Verse 11, “Then they secretly induced men to say, “We have heard him speak blasphemous words against Moses and God.” They said he was arguing against the Old Testament. He was also arguing for the deity of Christ. By dismissing the saving power of the Law of Moses, he was seen as blaspheming Moses. And by identifying Jesus as God, he was blaspheming God in their minds.
He declared to them that the Law of Moses cannot save. It can only condemn. Maybe this is where Paul for the first time heard that, “By the deeds of the law, no flesh will be justified.” Maybe Paul heard for the first time that all the fullness of the Godhead dwelt bodily in Jesus Christ. To these Jews, these were blasphemous words, blasphemy against God by saying Jesus is equal to God.
So these agitated Hellenistic Jews left their synagogues and started saying that Stephen was a blasphemer. That is exactly what happened to our Lord Jesus. Verse 12, “And they stirred up the people, the elders, and the scribes; and they came upon him, seized him, and brought him to the council.” This is the Sanhedrin. This is where the false witnesses show up.
Verse 13, “They also set up false witnesses who said, “This man does not cease to speak blasphemous words against this holy place and the law.” Certainly, he was telling them the true purpose of the law, to define sin, not provide salvation. Verse 14, “for we have heard him say that this Jesus of Nazareth will destroy this place and change the customs which Moses delivered to us.”
He’s preaching on the New Testament with Jesus as Lord and Messiah. Stephen knows what they’ve done to the Lord. He knows that they have already imprisoned and beaten the apostles. He knows what’s at stake, but his courage is undiminished. Stephen says in Acts 7:51, “You men who are stiff-necked and uncircumcised in heart and ears, you are doing just what your fathers did.”
Which one of the prophets did your fathers not persecute? They killed those who had previously announced the coming of the Righteous One, whose betrayers and murderers you have now become.” Wow, this man is heroic. We see it in his character. We see it in his courage. Verse 15, “And all who sat in the council, looking steadfastly at him, saw his face as the face of an angel.”
He stands, as Moses did before his people in shining purity with the mark of divine favor on his face. And at the end of his life, he saw the glory of God, in Acts 7:55. He saw the heavens open. He saw the Son of Man standing at the right hand of God. He called on the Lord and said, “Lord Jesus, receive my spirit!” God is still looking for people who have courage and boldness that has no limit.

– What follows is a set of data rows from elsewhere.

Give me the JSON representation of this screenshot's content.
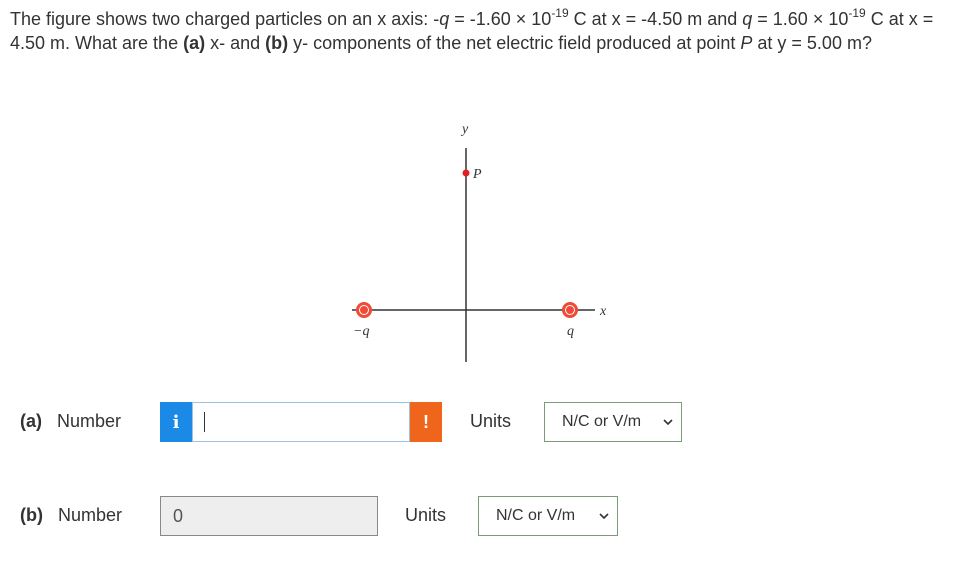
{
  "question": {
    "text_1": "The figure shows two charged particles on an x axis: -",
    "q_symbol": "q",
    "text_2": " = -1.60 × 10",
    "exp_1": "-19",
    "text_3": " C at x = -4.50 m and ",
    "text_4": " = 1.60 × 10",
    "exp_2": "-19",
    "text_5": " C at x = 4.50 m. What are the ",
    "part_a": "(a)",
    "text_6": " x- and ",
    "part_b": "(b)",
    "text_7": " y- components of the net electric field produced at point ",
    "point_symbol": "P",
    "text_8": " at y = 5.00 m?"
  },
  "figure": {
    "y_axis_label": "y",
    "x_axis_label": "x",
    "point_label": "P",
    "neg_charge_label": "−q",
    "pos_charge_label": "q",
    "colors": {
      "charge": "#f04a38",
      "point": "#e02020",
      "axis": "#333333"
    }
  },
  "part_a": {
    "label": "(a)",
    "number_label": "Number",
    "info_icon": "i",
    "value": "",
    "warning_icon": "!",
    "units_label": "Units",
    "unit_selected": "N/C or V/m"
  },
  "part_b": {
    "label": "(b)",
    "number_label": "Number",
    "value": "0",
    "units_label": "Units",
    "unit_selected": "N/C or V/m"
  }
}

God will demonstrate His glory on the face of those people in the calm, peaceful, almost transcendent trust that comes through in the most hateful circumstances. I imagine that Saul, never forgot the face of Stephen. Maybe when he was on the Damascus Road and the Lord blinded him and said, “It’s hard for you to kick against the goads.” He may have thought of the face of Stephen. Let us pray.